With Stanford's bludgeoning of Oregon Thursday night, the one-loss Cardinal have jumped right back into the BCS mix.
Voters had pointed to Stanford's shocking 27-21 loss in Utah October 12 as the one blight on their resume. With the Utes giving No. 22 Arizona State and their explosive offense all they could handle Saturday in Salt Lake City, the national perception of Kyle Whittingham's defense could be changing.
Versatile senior defender Trevor Reilly personifies the underrated Utes, who lost a heart-breaker to the Sun Devils 20-19.
The 6-foot-5, 255-pound Reilly serves as moveable chess piece for the Utes, showing the same ability to make plays at defensive end or linebacker as more hyped conference defenders like UCLA's Anthony Barr and the Cardinal's Trent Murphy. His average of 1.38 tackles for loss per game in 2013, in fact, ranks just behind Barr (1.62) and Murphy (1.56) among Pac-12 defenders. Reilly entered Saturday's Pac-12 showdown leading the team with 69 tackles, 11 tackles for loss, 5.5 sacks and three fumble recoveries.
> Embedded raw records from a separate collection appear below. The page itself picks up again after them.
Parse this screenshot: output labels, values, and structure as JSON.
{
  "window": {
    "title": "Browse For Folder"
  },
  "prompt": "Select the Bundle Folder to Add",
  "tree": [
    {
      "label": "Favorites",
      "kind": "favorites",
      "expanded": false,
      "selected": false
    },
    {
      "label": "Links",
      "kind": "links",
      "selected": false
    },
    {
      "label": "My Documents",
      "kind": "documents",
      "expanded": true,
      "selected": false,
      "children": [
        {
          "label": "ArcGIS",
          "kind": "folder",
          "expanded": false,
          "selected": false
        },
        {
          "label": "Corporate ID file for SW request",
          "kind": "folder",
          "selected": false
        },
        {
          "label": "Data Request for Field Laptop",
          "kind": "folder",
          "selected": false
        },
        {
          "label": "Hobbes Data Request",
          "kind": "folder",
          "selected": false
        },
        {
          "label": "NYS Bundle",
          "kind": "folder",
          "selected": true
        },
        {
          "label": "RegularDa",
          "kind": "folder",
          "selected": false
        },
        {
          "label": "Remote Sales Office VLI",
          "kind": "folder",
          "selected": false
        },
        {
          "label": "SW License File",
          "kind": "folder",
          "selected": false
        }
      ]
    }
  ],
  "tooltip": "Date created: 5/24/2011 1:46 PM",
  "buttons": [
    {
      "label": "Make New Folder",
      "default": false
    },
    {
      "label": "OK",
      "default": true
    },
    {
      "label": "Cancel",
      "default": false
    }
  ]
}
NFL scouts know Reilly well, however. And after Saturday's gritty effort, more should be hearing Reilly's name soon.
Surprisingly athletic, Reilly was a constant fork in the side of the Sun Devils, recording multiple tackles for loss, including three sacks on the day. Twice Reilly used a pure speed rush to slip past senior left tackle Evan Finkenberg to sack quarterback Taylor Kelly, the second of which came on ASU's attempted two-point conversion after scoring the go-ahead touchdown with just under three minutes remaining. Reilly's sack kept the Sun Devils' lead at just one-point with 2:32 remaining.
It wasn't Reilly's only notable contribution on a PAT attempt.
Though he wasn't successful, the Utes showed their confidence in Reilly's athleticism by running him on a fake PAT attempt in the first quarter.
When rushing the quarterback out of a three point stance, Reilly shows good burst, as well as the flexibility to dip under the reach of the left tackle and turn the corner. He is very light on his feet, showing good body control to dip back inside on a counter move. Reilly's balance and flexibility were put to the test in this game but he showed the ability to handle cut blocks as well as keep his feet when pursuing down the line.
Considering his lanky frame, perhaps most surprising is Reilly's agility and awareness in coverage. Against Arizona State's up-tempo passing attack, Reilly showed quickness and instincts in space, demonstrating a blend of skills that could make him a highly attractive "hybrid" defender to scouts operating for 4-3 and 3-4 teams, alike.